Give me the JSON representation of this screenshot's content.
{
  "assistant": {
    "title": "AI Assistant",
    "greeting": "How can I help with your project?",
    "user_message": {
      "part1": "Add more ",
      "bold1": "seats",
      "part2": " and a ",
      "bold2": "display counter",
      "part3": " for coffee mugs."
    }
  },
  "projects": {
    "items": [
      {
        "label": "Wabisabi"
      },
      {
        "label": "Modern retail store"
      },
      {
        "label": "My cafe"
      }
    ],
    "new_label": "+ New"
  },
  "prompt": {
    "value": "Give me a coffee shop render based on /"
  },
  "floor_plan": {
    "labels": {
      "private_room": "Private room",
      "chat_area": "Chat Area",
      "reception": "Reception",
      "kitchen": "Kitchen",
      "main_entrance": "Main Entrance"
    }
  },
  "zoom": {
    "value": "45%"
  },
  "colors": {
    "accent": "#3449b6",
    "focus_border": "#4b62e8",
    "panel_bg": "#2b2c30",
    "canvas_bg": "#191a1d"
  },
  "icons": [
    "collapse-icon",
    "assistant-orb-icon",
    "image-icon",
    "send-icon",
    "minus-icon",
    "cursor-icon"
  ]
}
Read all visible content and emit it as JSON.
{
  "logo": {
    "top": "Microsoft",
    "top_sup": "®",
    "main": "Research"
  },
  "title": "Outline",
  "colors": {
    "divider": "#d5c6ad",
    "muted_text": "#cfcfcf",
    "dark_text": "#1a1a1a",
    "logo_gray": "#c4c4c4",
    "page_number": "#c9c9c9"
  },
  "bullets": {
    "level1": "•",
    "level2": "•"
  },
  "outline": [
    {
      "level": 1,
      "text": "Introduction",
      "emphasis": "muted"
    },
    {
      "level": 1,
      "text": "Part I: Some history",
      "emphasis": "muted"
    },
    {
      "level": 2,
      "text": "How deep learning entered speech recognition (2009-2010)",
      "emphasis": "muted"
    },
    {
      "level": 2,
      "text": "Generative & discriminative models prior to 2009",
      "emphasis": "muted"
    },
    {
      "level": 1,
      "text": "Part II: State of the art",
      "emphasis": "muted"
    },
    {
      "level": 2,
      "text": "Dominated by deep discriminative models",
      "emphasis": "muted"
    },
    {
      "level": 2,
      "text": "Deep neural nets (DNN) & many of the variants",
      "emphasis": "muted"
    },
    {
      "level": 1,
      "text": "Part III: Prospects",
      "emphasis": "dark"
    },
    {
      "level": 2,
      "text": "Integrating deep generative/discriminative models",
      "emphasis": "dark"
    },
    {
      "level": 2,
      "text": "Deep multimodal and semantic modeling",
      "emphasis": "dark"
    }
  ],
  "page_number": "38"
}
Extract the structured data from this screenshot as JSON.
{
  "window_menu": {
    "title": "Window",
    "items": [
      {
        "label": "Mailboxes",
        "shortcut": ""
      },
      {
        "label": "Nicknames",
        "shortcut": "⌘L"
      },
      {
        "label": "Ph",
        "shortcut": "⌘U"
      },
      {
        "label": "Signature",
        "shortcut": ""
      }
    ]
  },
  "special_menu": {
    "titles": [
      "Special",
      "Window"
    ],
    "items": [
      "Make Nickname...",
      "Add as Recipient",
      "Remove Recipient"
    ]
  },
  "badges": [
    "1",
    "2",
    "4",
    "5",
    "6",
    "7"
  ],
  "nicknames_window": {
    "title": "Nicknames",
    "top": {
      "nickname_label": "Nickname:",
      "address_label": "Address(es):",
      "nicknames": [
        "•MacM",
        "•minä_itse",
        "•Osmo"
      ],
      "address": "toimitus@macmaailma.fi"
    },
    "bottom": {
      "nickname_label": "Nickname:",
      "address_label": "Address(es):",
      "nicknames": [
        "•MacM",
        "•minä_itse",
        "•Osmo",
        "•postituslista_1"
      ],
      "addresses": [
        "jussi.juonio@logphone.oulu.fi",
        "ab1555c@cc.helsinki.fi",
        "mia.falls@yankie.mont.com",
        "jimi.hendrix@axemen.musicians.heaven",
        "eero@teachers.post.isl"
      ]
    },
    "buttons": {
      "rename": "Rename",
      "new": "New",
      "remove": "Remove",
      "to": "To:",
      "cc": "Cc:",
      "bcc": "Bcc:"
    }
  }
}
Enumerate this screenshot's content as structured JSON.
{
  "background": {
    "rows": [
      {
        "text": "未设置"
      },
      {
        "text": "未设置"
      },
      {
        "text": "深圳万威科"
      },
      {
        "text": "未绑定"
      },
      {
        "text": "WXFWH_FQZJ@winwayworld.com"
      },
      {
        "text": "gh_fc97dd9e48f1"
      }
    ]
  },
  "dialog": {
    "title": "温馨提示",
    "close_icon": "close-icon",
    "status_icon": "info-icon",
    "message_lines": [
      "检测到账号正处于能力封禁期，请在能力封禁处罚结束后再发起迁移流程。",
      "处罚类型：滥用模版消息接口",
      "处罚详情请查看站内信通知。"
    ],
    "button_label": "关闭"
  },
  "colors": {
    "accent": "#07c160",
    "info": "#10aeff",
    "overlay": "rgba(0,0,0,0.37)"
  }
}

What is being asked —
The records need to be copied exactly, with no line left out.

Output —
Give me the JSON representation of this screenshot's content.
{
  "assistant": {
    "title": "AI Assistant",
    "greeting": "How can I help with your project?",
    "user_message": {
      "part1": "Add more ",
      "bold1": "seats",
      "part2": " and a ",
      "bold2": "display counter",
      "part3": " for coffee mugs."
    }
  },
  "projects": {
    "items": [
      {
        "label": "Wabisabi"
      },
      {
        "label": "Modern retail store"
      },
      {
        "label": "My cafe"
      }
    ],
    "new_label": "+ New"
  },
  "prompt": {
    "value": "Give me a coffee shop render based on /"
  },
  "floor_plan": {
    "labels": {
      "private_room": "Private room",
      "chat_area": "Chat Area",
      "reception": "Reception",
      "kitchen": "Kitchen",
      "main_entrance": "Main Entrance"
    }
  },
  "zoom": {
    "value": "45%"
  },
  "colors": {
    "accent": "#3449b6",
    "focus_border": "#4b62e8",
    "panel_bg": "#2b2c30",
    "canvas_bg": "#191a1d"
  },
  "icons": [
    "collapse-icon",
    "assistant-orb-icon",
    "image-icon",
    "send-icon",
    "minus-icon",
    "cursor-icon"
  ]
}
Read all visible content and emit it as JSON.
{
  "logo": {
    "top": "Microsoft",
    "top_sup": "®",
    "main": "Research"
  },
  "title": "Outline",
  "colors": {
    "divider": "#d5c6ad",
    "muted_text": "#cfcfcf",
    "dark_text": "#1a1a1a",
    "logo_gray": "#c4c4c4",
    "page_number": "#c9c9c9"
  },
  "bullets": {
    "level1": "•",
    "level2": "•"
  },
  "outline": [
    {
      "level": 1,
      "text": "Introduction",
      "emphasis": "muted"
    },
    {
      "level": 1,
      "text": "Part I: Some history",
      "emphasis": "muted"
    },
    {
      "level": 2,
      "text": "How deep learning entered speech recognition (2009-2010)",
      "emphasis": "muted"
    },
    {
      "level": 2,
      "text": "Generative & discriminative models prior to 2009",
      "emphasis": "muted"
    },
    {
      "level": 1,
      "text": "Part II: State of the art",
      "emphasis": "muted"
    },
    {
      "level": 2,
      "text": "Dominated by deep discriminative models",
      "emphasis": "muted"
    },
    {
      "level": 2,
      "text": "Deep neural nets (DNN) & many of the variants",
      "emphasis": "muted"
    },
    {
      "level": 1,
      "text": "Part III: Prospects",
      "emphasis": "dark"
    },
    {
      "level": 2,
      "text": "Integrating deep generative/discriminative models",
      "emphasis": "dark"
    },
    {
      "level": 2,
      "text": "Deep multimodal and semantic modeling",
      "emphasis": "dark"
    }
  ],
  "page_number": "38"
}
Extract the structured data from this screenshot as JSON.
{
  "window_menu": {
    "title": "Window",
    "items": [
      {
        "label": "Mailboxes",
        "shortcut": ""
      },
      {
        "label": "Nicknames",
        "shortcut": "⌘L"
      },
      {
        "label": "Ph",
        "shortcut": "⌘U"
      },
      {
        "label": "Signature",
        "shortcut": ""
      }
    ]
  },
  "special_menu": {
    "titles": [
      "Special",
      "Window"
    ],
    "items": [
      "Make Nickname...",
      "Add as Recipient",
      "Remove Recipient"
    ]
  },
  "badges": [
    "1",
    "2",
    "4",
    "5",
    "6",
    "7"
  ],
  "nicknames_window": {
    "title": "Nicknames",
    "top": {
      "nickname_label": "Nickname:",
      "address_label": "Address(es):",
      "nicknames": [
        "•MacM",
        "•minä_itse",
        "•Osmo"
      ],
      "address": "toimitus@macmaailma.fi"
    },
    "bottom": {
      "nickname_label": "Nickname:",
      "address_label": "Address(es):",
      "nicknames": [
        "•MacM",
        "•minä_itse",
        "•Osmo",
        "•postituslista_1"
      ],
      "addresses": [
        "jussi.juonio@logphone.oulu.fi",
        "ab1555c@cc.helsinki.fi",
        "mia.falls@yankie.mont.com",
        "jimi.hendrix@axemen.musicians.heaven",
        "eero@teachers.post.isl"
      ]
    },
    "buttons": {
      "rename": "Rename",
      "new": "New",
      "remove": "Remove",
      "to": "To:",
      "cc": "Cc:",
      "bcc": "Bcc:"
    }
  }
}
Enumerate this screenshot's content as structured JSON.
{
  "background": {
    "rows": [
      {
        "text": "未设置"
      },
      {
        "text": "未设置"
      },
      {
        "text": "深圳万威科"
      },
      {
        "text": "未绑定"
      },
      {
        "text": "WXFWH_FQZJ@winwayworld.com"
      },
      {
        "text": "gh_fc97dd9e48f1"
      }
    ]
  },
  "dialog": {
    "title": "温馨提示",
    "close_icon": "close-icon",
    "status_icon": "info-icon",
    "message_lines": [
      "检测到账号正处于能力封禁期，请在能力封禁处罚结束后再发起迁移流程。",
      "处罚类型：滥用模版消息接口",
      "处罚详情请查看站内信通知。"
    ],
    "button_label": "关闭"
  },
  "colors": {
    "accent": "#07c160",
    "info": "#10aeff",
    "overlay": "rgba(0,0,0,0.37)"
  }
}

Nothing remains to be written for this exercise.